## Work item
Please repeat exactly the lines from the one containing "Output a JSON" through the last line of the records below, leaving out any pictures.

## Exercise inputs
────────────────────────────────────────

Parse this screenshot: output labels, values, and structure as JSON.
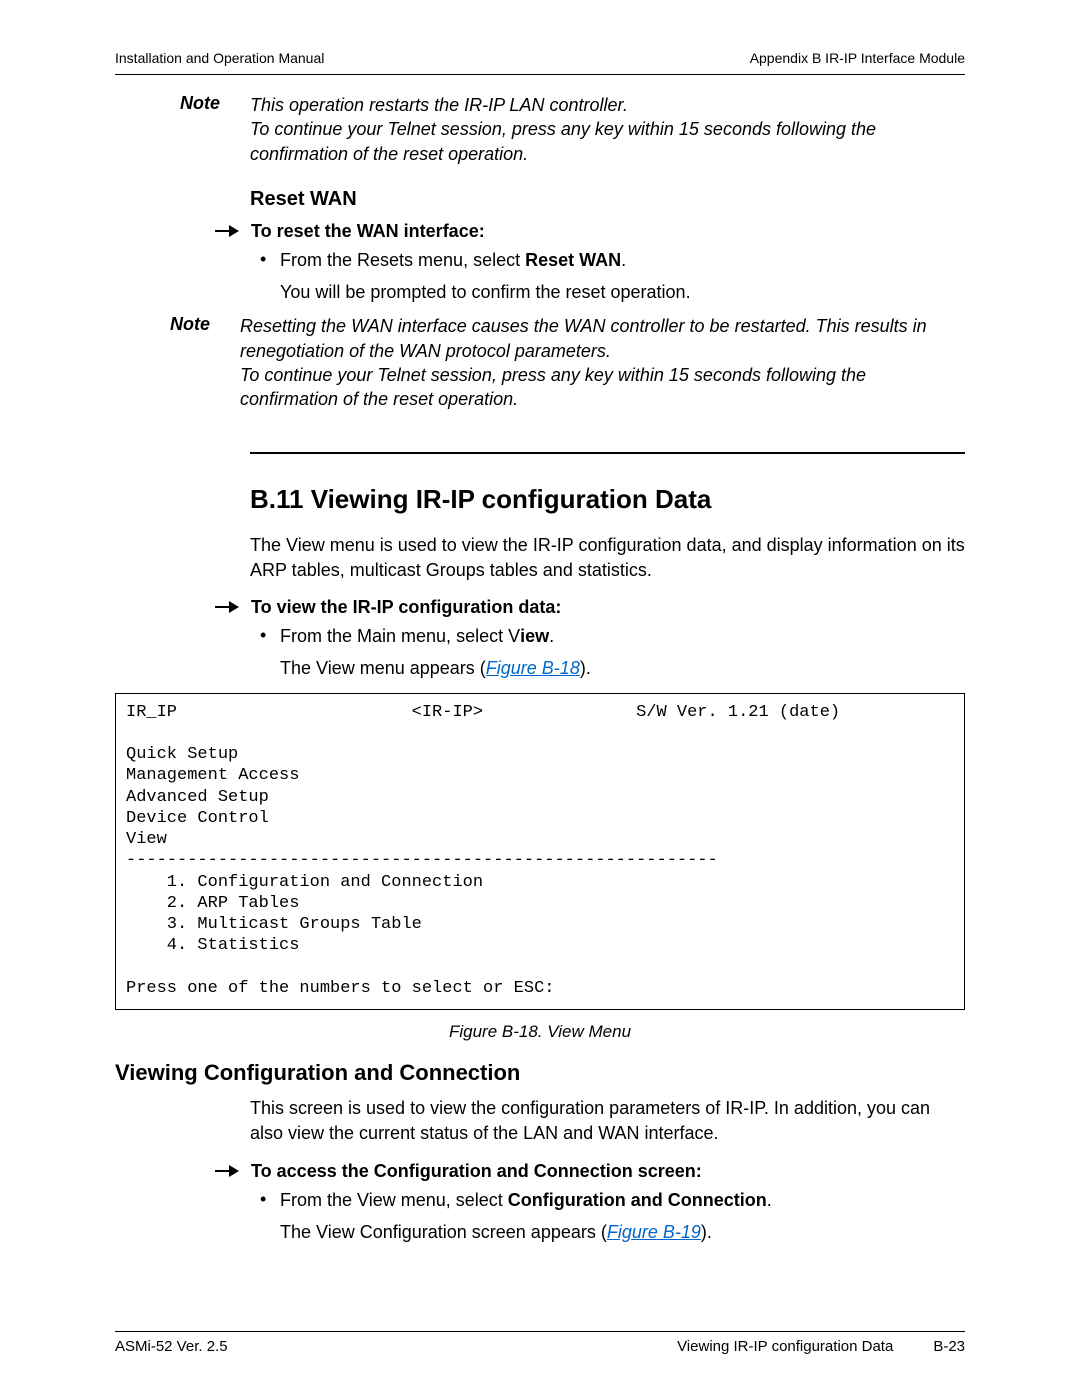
{
  "header": {
    "left": "Installation and Operation Manual",
    "right": "Appendix B  IR-IP Interface Module"
  },
  "note1": {
    "label": "Note",
    "text": "This operation restarts the IR-IP LAN controller.\nTo continue your Telnet session, press any key within 15 seconds following the confirmation of the reset operation."
  },
  "resetWan": {
    "heading": "Reset WAN",
    "procTitle": "To reset the WAN interface:",
    "bulletPre": "From the Resets menu, select ",
    "bulletBold": "Reset WAN",
    "bulletPost": ".",
    "result": "You will be prompted to confirm the reset operation."
  },
  "note2": {
    "label": "Note",
    "text": "Resetting the WAN interface causes the WAN controller to be restarted. This results in renegotiation of the WAN protocol parameters.\nTo continue your Telnet session, press any key within 15 seconds following the confirmation of the reset operation."
  },
  "sectionB11": {
    "title": "B.11     Viewing IR-IP configuration Data",
    "intro": "The View menu is used to view the IR-IP configuration data, and display information on its ARP tables, multicast Groups tables and statistics.",
    "procTitle": "To view the IR-IP configuration data:",
    "bulletPre": "From the Main menu, select V",
    "bulletBold": "iew",
    "bulletPost": ".",
    "resultPre": "The View menu appears (",
    "resultLink": "Figure B-18",
    "resultPost": ")."
  },
  "code": "IR_IP                       <IR-IP>               S/W Ver. 1.21 (date)\n\nQuick Setup\nManagement Access\nAdvanced Setup\nDevice Control\nView\n----------------------------------------------------------\n    1. Configuration and Connection\n    2. ARP Tables\n    3. Multicast Groups Table\n    4. Statistics\n\nPress one of the numbers to select or ESC:",
  "figCaption": "Figure B-18.  View Menu",
  "viewCC": {
    "heading": "Viewing Configuration and Connection",
    "intro": "This screen is used to view the configuration parameters of IR-IP. In addition, you can also view the current status of the LAN and WAN interface.",
    "procTitle": "To access the Configuration and Connection screen:",
    "bulletPre": "From the View menu, select ",
    "bulletBold": "Configuration and Connection",
    "bulletPost": ".",
    "resultPre": "The View Configuration screen appears (",
    "resultLink": "Figure B-19",
    "resultPost": ")."
  },
  "footer": {
    "left": "ASMi-52 Ver. 2.5",
    "centerRight": "Viewing IR-IP configuration Data",
    "pageNum": "B-23"
  }
}
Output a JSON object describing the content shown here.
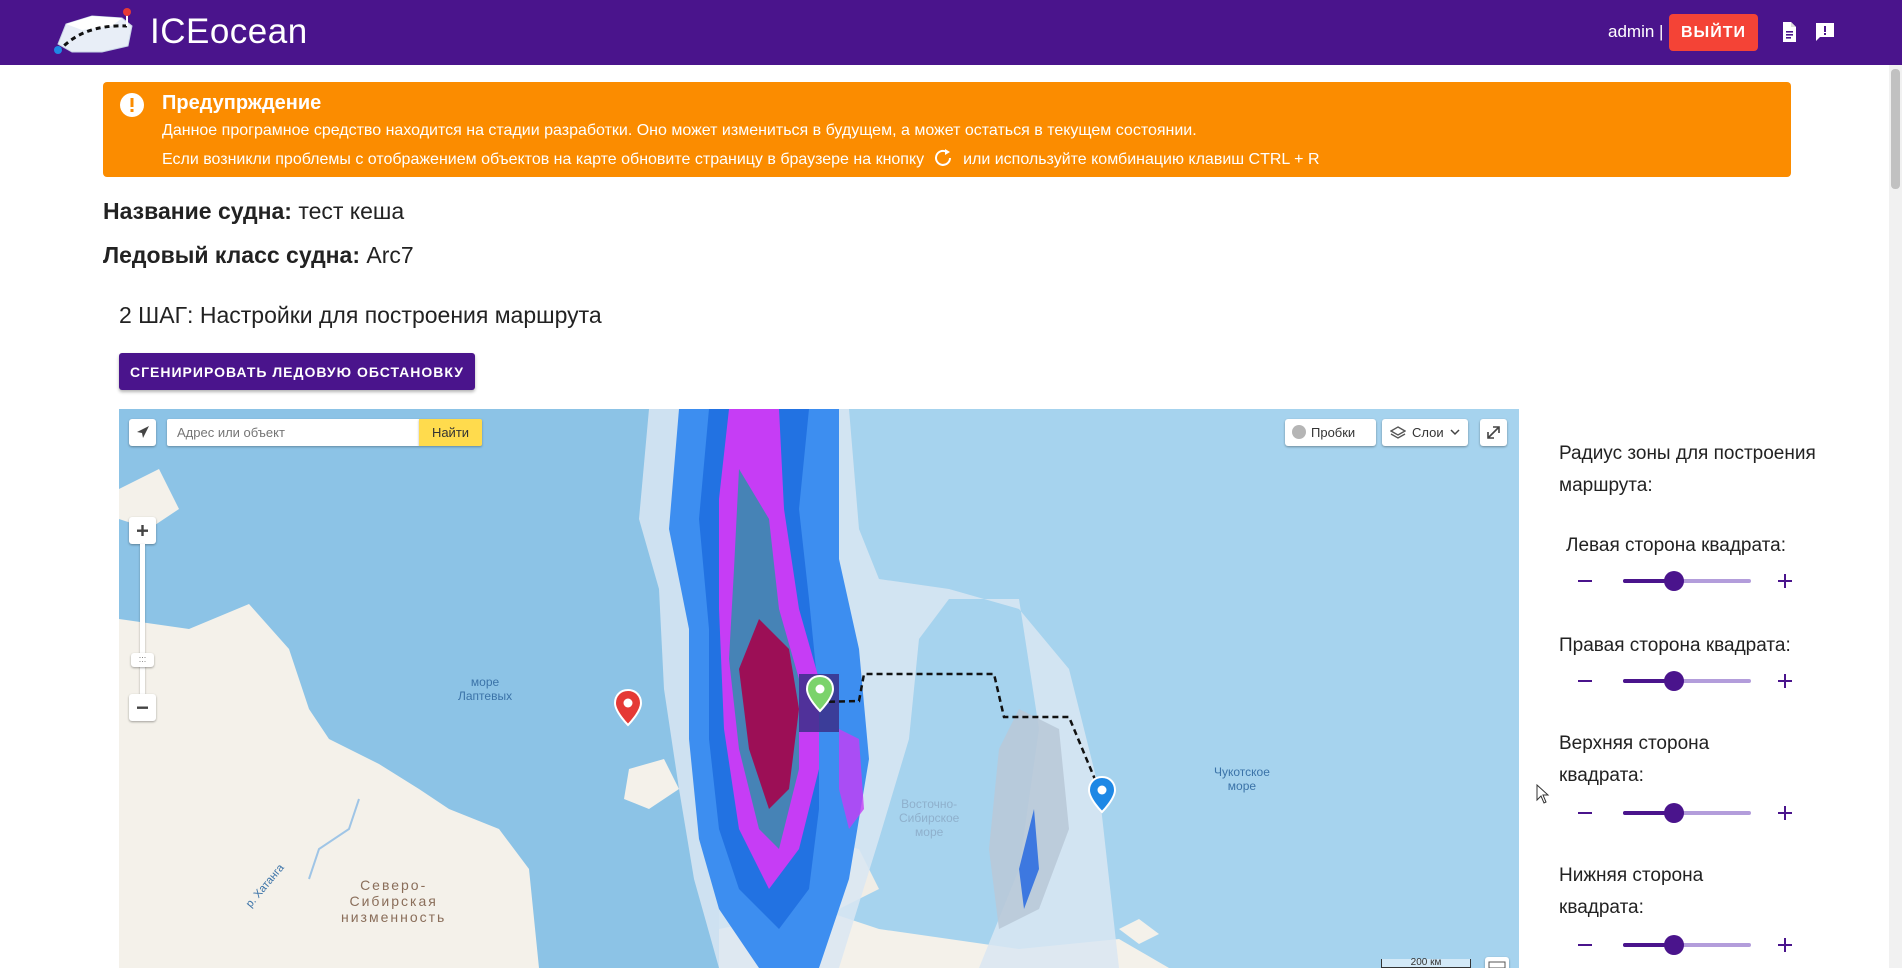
{
  "header": {
    "brand": "ICEocean",
    "user": "admin |",
    "logout_label": "ВЫЙТИ"
  },
  "warning": {
    "title": "Предупрждение",
    "line1": "Данное програмное средство находится на стадии разработки. Оно может измениться в будущем, а может остаться в текущем состоянии.",
    "line2_before": "Если возникли проблемы с отображением объектов на карте обновите страницу в браузере на кнопку",
    "line2_after": "или используйте комбинацию клавиш CTRL + R"
  },
  "vessel": {
    "name_label": "Название судна:",
    "name_value": "тест кеша",
    "class_label": "Ледовый класс судна:",
    "class_value": "Arc7"
  },
  "step": {
    "title": "2 ШАГ: Настройки для построения маршрута",
    "generate_label": "СГЕНИРИРОВАТЬ ЛЕДОВУЮ ОБСТАНОВКУ"
  },
  "map": {
    "search_placeholder": "Адрес или объект",
    "search_button": "Найти",
    "traffic_label": "Пробки",
    "layers_label": "Слои",
    "scale_label": "200 км",
    "labels": {
      "laptev": "море\nЛаптевых",
      "east_siberian": "Восточно-\nСибирское\nморе",
      "chukchi": "Чукотское\nморе",
      "lowland": "Северо-\nСибирская\nнизменность",
      "khatanga": "р. Хатанга"
    }
  },
  "panel": {
    "title": "Радиус зоны для построения маршрута:",
    "sliders": [
      {
        "label": "Левая сторона квадрата:",
        "value": 0.4
      },
      {
        "label": "Правая сторона квадрата:",
        "value": 0.4
      },
      {
        "label": "Верхняя сторона квадрата:",
        "value": 0.4
      },
      {
        "label": "Нижняя сторона квадрата:",
        "value": 0.4
      }
    ]
  },
  "colors": {
    "header": "#4a148c",
    "warning": "#fb8c00",
    "logout": "#f44336",
    "search_button": "#ffdb4d"
  }
}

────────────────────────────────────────

## Reply
Output a JSON object describing the content shown here.
{
  "header": {
    "brand": "ICEocean",
    "user": "admin |",
    "logout_label": "ВЫЙТИ"
  },
  "warning": {
    "title": "Предупрждение",
    "line1": "Данное програмное средство находится на стадии разработки. Оно может измениться в будущем, а может остаться в текущем состоянии.",
    "line2_before": "Если возникли проблемы с отображением объектов на карте обновите страницу в браузере на кнопку",
    "line2_after": "или используйте комбинацию клавиш CTRL + R"
  },
  "vessel": {
    "name_label": "Название судна:",
    "name_value": "тест кеша",
    "class_label": "Ледовый класс судна:",
    "class_value": "Arc7"
  },
  "step": {
    "title": "2 ШАГ: Настройки для построения маршрута",
    "generate_label": "СГЕНИРИРОВАТЬ ЛЕДОВУЮ ОБСТАНОВКУ"
  },
  "map": {
    "search_placeholder": "Адрес или объект",
    "search_button": "Найти",
    "traffic_label": "Пробки",
    "layers_label": "Слои",
    "scale_label": "200 км",
    "labels": {
      "laptev": "море\nЛаптевых",
      "east_siberian": "Восточно-\nСибирское\nморе",
      "chukchi": "Чукотское\nморе",
      "lowland": "Северо-\nСибирская\nнизменность",
      "khatanga": "р. Хатанга"
    }
  },
  "panel": {
    "title": "Радиус зоны для построения маршрута:",
    "sliders": [
      {
        "label": "Левая сторона квадрата:",
        "value": 0.4
      },
      {
        "label": "Правая сторона квадрата:",
        "value": 0.4
      },
      {
        "label": "Верхняя сторона квадрата:",
        "value": 0.4
      },
      {
        "label": "Нижняя сторона квадрата:",
        "value": 0.4
      }
    ]
  },
  "colors": {
    "header": "#4a148c",
    "warning": "#fb8c00",
    "logout": "#f44336",
    "search_button": "#ffdb4d"
  }
}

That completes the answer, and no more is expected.